After the final notes of the Dylan-classic have succumb to the deafening roar of the crowd, we quickly make our way outside to join the party that is raging in the lot. Somewhere along the way we lose Cosmic, Stephen and Ashbury amidst the crazed surroundings. The lot is small, so we eventually find our friends among the weird, huffing on nitrous balloons and mingling with old tour friends. Rosalie, Peter and I purchase a few handfuls of the nitrous-filled balloons ourselves. We suck-on the toxic gas, and laugh uncontrollably as our brains drift somewhere into outer space and the only language we can make out is "wah wah wah wha wha wah wah wah wah."
Our buzz is cut short, however, as the hissing nitrous tanks come to a halt and people begin to scream and struggle to escape the heavy footsteps and twinkling flashlights that quickly make way toward us.
We attempt to avoid any confrontation with the pigs as they ascend on the crowd of Heads like a riot team on an angry civil rights protest - screaming at folks to turnoff their stereos, pack up their things and quietly get the "fuck out of the lot." While violence does not erupt, the hostility present can be felt among all of us as we try to avoid the pig fuckers ourselves while they harass and force the crowd out of the lot and into the street. The music never stops, but the party is obviously over as we disappear into the dark night to avoid any further confrontation. After a long walk that leads us through an entertaining host of drunken frat kids returning from the bar, we eventually hitch a ride back to the hotel from a kind Head who happens to live in the area. You got to love family.
Stephen throws the thoughtful Head a cigarette for his generosity and we all pile out to go and raise hell in the hotel room. While the show didn't encompass one of my favorite set list's on the tour, it is hard to deny how tight the band sounded after less than a year together and a handful of performances. But while the show lay fresh in our minds, it is time to do what Dead Heads do best - party!
Not Fade Away>
New Minglewood Blues
Brown Eyed Women

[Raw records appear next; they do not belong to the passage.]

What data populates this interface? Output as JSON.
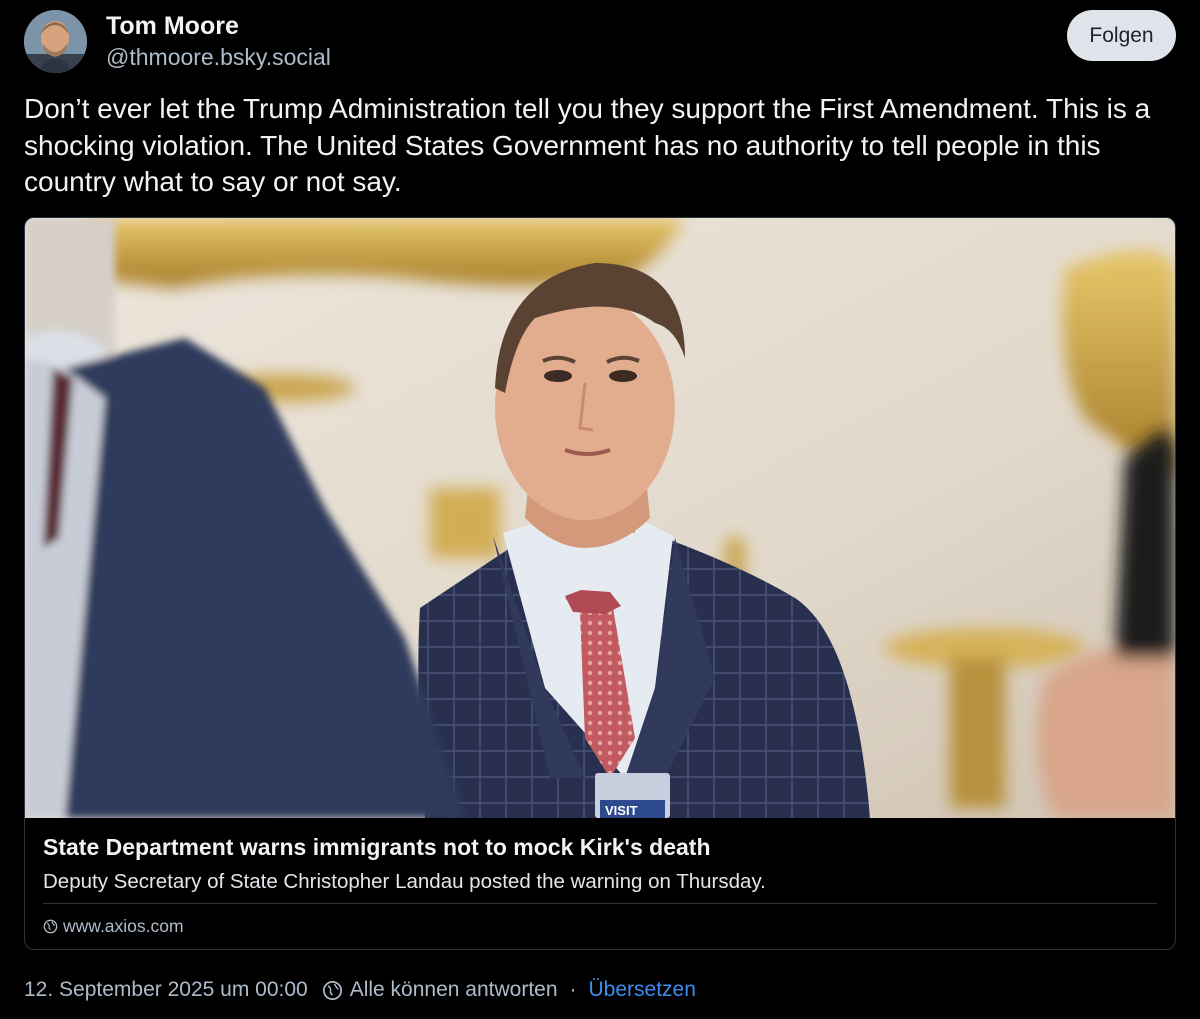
{
  "post": {
    "author": {
      "name": "Tom Moore",
      "handle": "@thmoore.bsky.social"
    },
    "follow_label": "Folgen",
    "text": "Don’t ever let the Trump Administration tell you they support the First Amendment. This is a shocking violation. The United States Government has no authority to tell people in this country what to say or not say.",
    "link_card": {
      "image_badge_text": "VISIT",
      "title": "State Department warns immigrants not to mock Kirk's death",
      "description": "Deputy Secretary of State Christopher Landau posted the warning on Thursday.",
      "source": "www.axios.com"
    },
    "footer": {
      "timestamp": "12. September 2025 um 00:00",
      "reply_setting": "Alle können antworten",
      "separator": "·",
      "translate_label": "Übersetzen"
    }
  },
  "icons": {
    "reply_setting": "globe-icon",
    "source": "globe-icon"
  },
  "colors": {
    "background": "#000000",
    "text_primary": "#f1f3f5",
    "text_secondary": "#aebbc9",
    "link": "#3d8cf0",
    "follow_button_bg": "#dfe4ea",
    "card_border": "#2c3540"
  }
}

Friend of the Devil
Saint of Circumstance
New Speedway Boogie>
King Solomon's Marbles
Caution (Do Not Step On Tracks)>
Let It Grow>
Not Fade Away
E: Knockin' On Heaven's Door